Similar pressures will drive price growth in 2023 and 2024.
A record-breaking first half means more homes will sell in 2021 than any year since 2007, with the survey predicting 1.5 million completions.
The report states: “In 2022, activity will be supported by households that have not been able to move in 2021 due to pressures on affordability, uncertainty of employment or because they have not been able to relocate in 2021. could not find a suitable property.
“The number of first-time buyers is expected to increase over the next year as higher mortgage rates become cheaper.”
It forecasts 1.25 million transactions in 2022.
And adds that “a growing economy and low interest rates” will see completions reach 1.3 million in 2023 and 2024.
The report expects rents to increase by 3% this year.
But adds, “We expect the rapid growth rate of the rental market to slow down in 2022.
“But the rate of increase is still expected to be above pre-pandemic levels, supported by the willingness of tenants to pay for additional space and by unprecedented levels of inventory.”
He predicts that rents will increase by an average of 2.5% in 2022, but adds that further “growth will be dictated by changes in people’s incomes in 2023 and 2024”.
Aneisha Beveridge, head of research at Hamptons, said: “The housing market has muddied expectations and forecasts over the past few months.
“In the fall of 2020, the economic challenges were such that we could not have considered the extraordinary demand for relocation that we have experienced this year.
“But there has been a huge change in attitude towards property, which cannot be attributed to the stamp duty break alone.
“People now value their homes more because they’ve spent more time there than ever before.
“Flexible and remote working, which is expected to continue, has encouraged households to make greater moves.
“As a result, it is likely that more homes will have been sold in 2021 than any year since 2007.
“This is why we also believe that the housing activity will go beyond the pre-pandemic period into 2022 and beyond.
“The pandemic has accelerated the reduction of the house price gap between London and the rest of the country.
Even so, we still expect London to underperform the rest of the country until 2024, when the cycle is likely to end.

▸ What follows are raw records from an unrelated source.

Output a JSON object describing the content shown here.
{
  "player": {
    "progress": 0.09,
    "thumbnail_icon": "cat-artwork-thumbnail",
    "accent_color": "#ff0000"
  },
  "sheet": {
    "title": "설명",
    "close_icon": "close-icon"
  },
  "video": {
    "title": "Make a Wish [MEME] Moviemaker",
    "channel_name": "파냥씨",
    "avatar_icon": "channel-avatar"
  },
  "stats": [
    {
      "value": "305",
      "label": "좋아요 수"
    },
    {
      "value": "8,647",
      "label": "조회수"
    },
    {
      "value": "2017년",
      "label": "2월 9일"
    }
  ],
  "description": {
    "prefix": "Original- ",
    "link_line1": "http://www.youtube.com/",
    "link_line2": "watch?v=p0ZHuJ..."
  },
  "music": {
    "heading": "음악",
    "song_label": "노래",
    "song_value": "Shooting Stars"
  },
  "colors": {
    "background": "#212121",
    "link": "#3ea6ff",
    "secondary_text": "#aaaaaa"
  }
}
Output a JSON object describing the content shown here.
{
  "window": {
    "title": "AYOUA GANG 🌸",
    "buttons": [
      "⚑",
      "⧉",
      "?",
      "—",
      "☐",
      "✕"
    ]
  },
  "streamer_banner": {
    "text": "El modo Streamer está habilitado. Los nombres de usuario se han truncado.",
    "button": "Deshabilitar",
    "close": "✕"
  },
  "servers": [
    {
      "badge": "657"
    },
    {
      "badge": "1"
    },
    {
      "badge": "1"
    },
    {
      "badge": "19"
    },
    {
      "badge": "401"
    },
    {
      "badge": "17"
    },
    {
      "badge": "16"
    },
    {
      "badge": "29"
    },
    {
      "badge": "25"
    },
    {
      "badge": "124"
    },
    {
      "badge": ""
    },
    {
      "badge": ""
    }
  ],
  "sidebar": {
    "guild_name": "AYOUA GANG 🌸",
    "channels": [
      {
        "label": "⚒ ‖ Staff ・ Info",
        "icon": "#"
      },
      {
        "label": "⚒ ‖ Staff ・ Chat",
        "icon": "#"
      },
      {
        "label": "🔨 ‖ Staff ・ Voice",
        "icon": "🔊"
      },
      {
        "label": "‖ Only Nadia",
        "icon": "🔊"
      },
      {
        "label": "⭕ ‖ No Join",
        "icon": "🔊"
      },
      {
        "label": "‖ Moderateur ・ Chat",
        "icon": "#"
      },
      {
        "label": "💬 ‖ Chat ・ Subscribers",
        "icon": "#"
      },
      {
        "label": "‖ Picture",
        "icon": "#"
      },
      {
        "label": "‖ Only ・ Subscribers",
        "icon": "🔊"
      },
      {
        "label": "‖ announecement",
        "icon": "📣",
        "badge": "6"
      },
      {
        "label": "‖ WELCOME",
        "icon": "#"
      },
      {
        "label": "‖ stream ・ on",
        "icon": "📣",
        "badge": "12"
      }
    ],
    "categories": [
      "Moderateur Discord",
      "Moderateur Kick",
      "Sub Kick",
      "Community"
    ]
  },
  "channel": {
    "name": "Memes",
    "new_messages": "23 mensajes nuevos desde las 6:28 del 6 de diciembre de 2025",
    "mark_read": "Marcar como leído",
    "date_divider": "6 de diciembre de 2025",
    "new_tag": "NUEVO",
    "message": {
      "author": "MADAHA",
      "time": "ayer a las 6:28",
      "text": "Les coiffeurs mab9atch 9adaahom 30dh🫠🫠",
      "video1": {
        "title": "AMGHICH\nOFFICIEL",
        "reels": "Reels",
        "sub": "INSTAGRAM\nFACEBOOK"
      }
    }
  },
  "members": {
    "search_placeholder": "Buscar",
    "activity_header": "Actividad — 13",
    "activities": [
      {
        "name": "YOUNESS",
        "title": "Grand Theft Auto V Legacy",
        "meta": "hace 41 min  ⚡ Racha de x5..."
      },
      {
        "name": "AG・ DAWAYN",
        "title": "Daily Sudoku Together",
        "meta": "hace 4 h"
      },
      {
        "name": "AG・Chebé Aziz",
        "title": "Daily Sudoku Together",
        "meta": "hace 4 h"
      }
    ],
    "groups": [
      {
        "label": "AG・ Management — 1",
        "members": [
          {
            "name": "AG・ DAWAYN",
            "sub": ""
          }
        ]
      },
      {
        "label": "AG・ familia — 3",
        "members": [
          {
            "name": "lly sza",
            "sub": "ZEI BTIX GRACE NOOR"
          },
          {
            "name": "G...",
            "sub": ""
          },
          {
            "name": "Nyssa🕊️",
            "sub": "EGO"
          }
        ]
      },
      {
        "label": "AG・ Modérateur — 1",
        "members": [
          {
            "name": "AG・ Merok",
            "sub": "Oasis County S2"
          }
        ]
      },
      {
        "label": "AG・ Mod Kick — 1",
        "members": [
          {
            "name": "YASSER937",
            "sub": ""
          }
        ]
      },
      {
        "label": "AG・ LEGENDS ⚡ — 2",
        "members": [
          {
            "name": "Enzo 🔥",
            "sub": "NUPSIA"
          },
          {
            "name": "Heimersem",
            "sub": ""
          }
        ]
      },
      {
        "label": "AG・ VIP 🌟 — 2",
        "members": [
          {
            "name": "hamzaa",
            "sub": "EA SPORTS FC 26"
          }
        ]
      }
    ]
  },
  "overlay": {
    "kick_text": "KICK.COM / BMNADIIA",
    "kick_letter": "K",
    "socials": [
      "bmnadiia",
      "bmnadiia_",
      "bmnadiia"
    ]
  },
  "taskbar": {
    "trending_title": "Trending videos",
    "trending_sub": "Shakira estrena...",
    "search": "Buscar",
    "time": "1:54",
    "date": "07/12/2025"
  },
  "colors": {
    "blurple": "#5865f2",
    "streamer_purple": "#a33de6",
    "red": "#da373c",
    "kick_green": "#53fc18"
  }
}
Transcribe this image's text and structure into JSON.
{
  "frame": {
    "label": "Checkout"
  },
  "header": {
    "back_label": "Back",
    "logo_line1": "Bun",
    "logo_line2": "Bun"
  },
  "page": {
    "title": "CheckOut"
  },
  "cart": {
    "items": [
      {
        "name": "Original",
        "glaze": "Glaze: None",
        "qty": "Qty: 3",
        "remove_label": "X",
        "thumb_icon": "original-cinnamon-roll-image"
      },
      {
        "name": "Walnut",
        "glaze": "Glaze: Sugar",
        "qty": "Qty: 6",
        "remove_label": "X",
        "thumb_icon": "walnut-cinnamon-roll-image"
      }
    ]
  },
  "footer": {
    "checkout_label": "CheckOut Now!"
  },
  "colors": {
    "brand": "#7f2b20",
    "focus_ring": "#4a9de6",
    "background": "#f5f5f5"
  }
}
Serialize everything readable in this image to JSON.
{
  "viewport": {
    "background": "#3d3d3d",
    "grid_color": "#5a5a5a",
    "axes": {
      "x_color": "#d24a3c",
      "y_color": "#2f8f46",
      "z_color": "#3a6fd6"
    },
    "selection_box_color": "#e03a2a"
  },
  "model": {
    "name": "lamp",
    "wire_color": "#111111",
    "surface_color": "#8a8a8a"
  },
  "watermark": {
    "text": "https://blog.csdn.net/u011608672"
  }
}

“While we will see some stabilization over the next few years, the gap between house prices in the capital and other regions should be larger than that observed at the end of the previous cycle in 2007.
“And this divergence will define the pattern of future performance. “